**ABOUT THIS EXERCISE:**
Each entry is to be retyped without alteration, and no picture is to be included.

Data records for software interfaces
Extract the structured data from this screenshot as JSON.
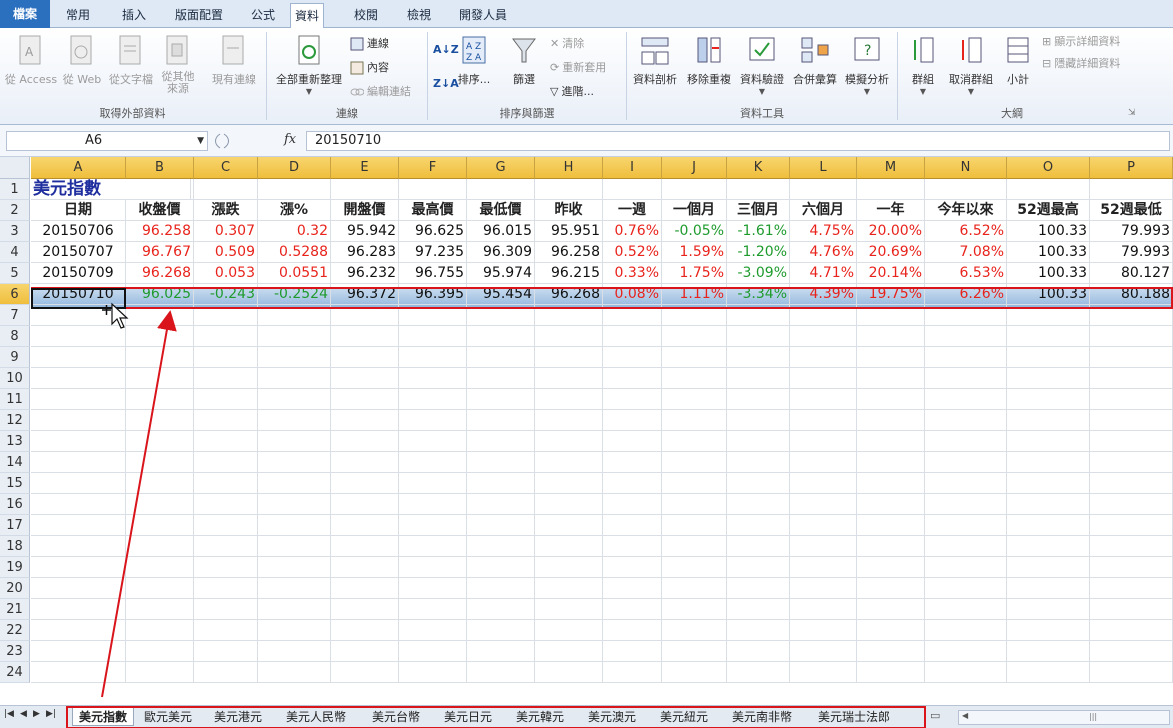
{
  "ribbon_tabs": [
    "檔案",
    "常用",
    "插入",
    "版面配置",
    "公式",
    "資料",
    "校閱",
    "檢視",
    "開發人員"
  ],
  "ribbon": {
    "external": {
      "access": "從 Access",
      "web": "從 Web",
      "text": "從文字檔",
      "other_line1": "從其他",
      "other_line2": "來源",
      "existing": "現有連線",
      "group_label": "取得外部資料"
    },
    "connections": {
      "refresh_all": "全部重新整理",
      "connections": "連線",
      "properties": "內容",
      "edit_links": "編輯連結",
      "group_label": "連線"
    },
    "sort_filter": {
      "sort": "排序...",
      "filter": "篩選",
      "clear": "清除",
      "reapply": "重新套用",
      "advanced": "進階...",
      "group_label": "排序與篩選"
    },
    "data_tools": {
      "text_to_columns": "資料剖析",
      "remove_duplicates": "移除重複",
      "validation": "資料驗證",
      "consolidate": "合併彙算",
      "what_if": "模擬分析",
      "group_label": "資料工具"
    },
    "outline": {
      "group": "群組",
      "ungroup": "取消群組",
      "subtotal": "小計",
      "show_detail": "顯示詳細資料",
      "hide_detail": "隱藏詳細資料",
      "group_label": "大綱"
    }
  },
  "formula_bar": {
    "name_box": "A6",
    "fx": "fx",
    "value": "20150710"
  },
  "columns": [
    "A",
    "B",
    "C",
    "D",
    "E",
    "F",
    "G",
    "H",
    "I",
    "J",
    "K",
    "L",
    "M",
    "N",
    "O",
    "P"
  ],
  "row_numbers": [
    "1",
    "2",
    "3",
    "4",
    "5",
    "6",
    "7",
    "8",
    "9",
    "10",
    "11",
    "12",
    "13",
    "14",
    "15",
    "16",
    "17",
    "18",
    "19",
    "20",
    "21",
    "22",
    "23",
    "24"
  ],
  "sheet": {
    "title": "美元指數",
    "headers": [
      "日期",
      "收盤價",
      "漲跌",
      "漲%",
      "開盤價",
      "最高價",
      "最低價",
      "昨收",
      "一週",
      "一個月",
      "三個月",
      "六個月",
      "一年",
      "今年以來",
      "52週最高",
      "52週最低"
    ],
    "rows": [
      [
        "20150706",
        "96.258",
        "0.307",
        "0.32",
        "95.942",
        "96.625",
        "96.015",
        "95.951",
        "0.76%",
        "-0.05%",
        "-1.61%",
        "4.75%",
        "20.00%",
        "6.52%",
        "100.33",
        "79.993"
      ],
      [
        "20150707",
        "96.767",
        "0.509",
        "0.5288",
        "96.283",
        "97.235",
        "96.309",
        "96.258",
        "0.52%",
        "1.59%",
        "-1.20%",
        "4.76%",
        "20.69%",
        "7.08%",
        "100.33",
        "79.993"
      ],
      [
        "20150709",
        "96.268",
        "0.053",
        "0.0551",
        "96.232",
        "96.755",
        "95.974",
        "96.215",
        "0.33%",
        "1.75%",
        "-3.09%",
        "4.71%",
        "20.14%",
        "6.53%",
        "100.33",
        "80.127"
      ],
      [
        "20150710",
        "96.025",
        "-0.243",
        "-0.2524",
        "96.372",
        "96.395",
        "95.454",
        "96.268",
        "0.08%",
        "1.11%",
        "-3.34%",
        "4.39%",
        "19.75%",
        "6.26%",
        "100.33",
        "80.188"
      ]
    ],
    "colors": {
      "up": "#e8231c",
      "down": "#1f9b2e",
      "title": "#1e2e9e",
      "highlight": "#d9141b"
    }
  },
  "sheet_tabs": [
    "美元指數",
    "歐元美元",
    "美元港元",
    "美元人民幣",
    "美元台幣",
    "美元日元",
    "美元韓元",
    "美元澳元",
    "美元紐元",
    "美元南非幣",
    "美元瑞士法郎"
  ],
  "active_sheet_tab": "美元指數"
}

**PROBLEM SOLUTION:**
Extract the structured data from this screenshot as JSON.
{
  "ribbon_tabs": [
    "檔案",
    "常用",
    "插入",
    "版面配置",
    "公式",
    "資料",
    "校閱",
    "檢視",
    "開發人員"
  ],
  "ribbon": {
    "external": {
      "access": "從 Access",
      "web": "從 Web",
      "text": "從文字檔",
      "other_line1": "從其他",
      "other_line2": "來源",
      "existing": "現有連線",
      "group_label": "取得外部資料"
    },
    "connections": {
      "refresh_all": "全部重新整理",
      "connections": "連線",
      "properties": "內容",
      "edit_links": "編輯連結",
      "group_label": "連線"
    },
    "sort_filter": {
      "sort": "排序...",
      "filter": "篩選",
      "clear": "清除",
      "reapply": "重新套用",
      "advanced": "進階...",
      "group_label": "排序與篩選"
    },
    "data_tools": {
      "text_to_columns": "資料剖析",
      "remove_duplicates": "移除重複",
      "validation": "資料驗證",
      "consolidate": "合併彙算",
      "what_if": "模擬分析",
      "group_label": "資料工具"
    },
    "outline": {
      "group": "群組",
      "ungroup": "取消群組",
      "subtotal": "小計",
      "show_detail": "顯示詳細資料",
      "hide_detail": "隱藏詳細資料",
      "group_label": "大綱"
    }
  },
  "formula_bar": {
    "name_box": "A6",
    "fx": "fx",
    "value": "20150710"
  },
  "columns": [
    "A",
    "B",
    "C",
    "D",
    "E",
    "F",
    "G",
    "H",
    "I",
    "J",
    "K",
    "L",
    "M",
    "N",
    "O",
    "P"
  ],
  "row_numbers": [
    "1",
    "2",
    "3",
    "4",
    "5",
    "6",
    "7",
    "8",
    "9",
    "10",
    "11",
    "12",
    "13",
    "14",
    "15",
    "16",
    "17",
    "18",
    "19",
    "20",
    "21",
    "22",
    "23",
    "24"
  ],
  "sheet": {
    "title": "美元指數",
    "headers": [
      "日期",
      "收盤價",
      "漲跌",
      "漲%",
      "開盤價",
      "最高價",
      "最低價",
      "昨收",
      "一週",
      "一個月",
      "三個月",
      "六個月",
      "一年",
      "今年以來",
      "52週最高",
      "52週最低"
    ],
    "rows": [
      [
        "20150706",
        "96.258",
        "0.307",
        "0.32",
        "95.942",
        "96.625",
        "96.015",
        "95.951",
        "0.76%",
        "-0.05%",
        "-1.61%",
        "4.75%",
        "20.00%",
        "6.52%",
        "100.33",
        "79.993"
      ],
      [
        "20150707",
        "96.767",
        "0.509",
        "0.5288",
        "96.283",
        "97.235",
        "96.309",
        "96.258",
        "0.52%",
        "1.59%",
        "-1.20%",
        "4.76%",
        "20.69%",
        "7.08%",
        "100.33",
        "79.993"
      ],
      [
        "20150709",
        "96.268",
        "0.053",
        "0.0551",
        "96.232",
        "96.755",
        "95.974",
        "96.215",
        "0.33%",
        "1.75%",
        "-3.09%",
        "4.71%",
        "20.14%",
        "6.53%",
        "100.33",
        "80.127"
      ],
      [
        "20150710",
        "96.025",
        "-0.243",
        "-0.2524",
        "96.372",
        "96.395",
        "95.454",
        "96.268",
        "0.08%",
        "1.11%",
        "-3.34%",
        "4.39%",
        "19.75%",
        "6.26%",
        "100.33",
        "80.188"
      ]
    ],
    "colors": {
      "up": "#e8231c",
      "down": "#1f9b2e",
      "title": "#1e2e9e",
      "highlight": "#d9141b"
    }
  },
  "sheet_tabs": [
    "美元指數",
    "歐元美元",
    "美元港元",
    "美元人民幣",
    "美元台幣",
    "美元日元",
    "美元韓元",
    "美元澳元",
    "美元紐元",
    "美元南非幣",
    "美元瑞士法郎"
  ],
  "active_sheet_tab": "美元指數"
}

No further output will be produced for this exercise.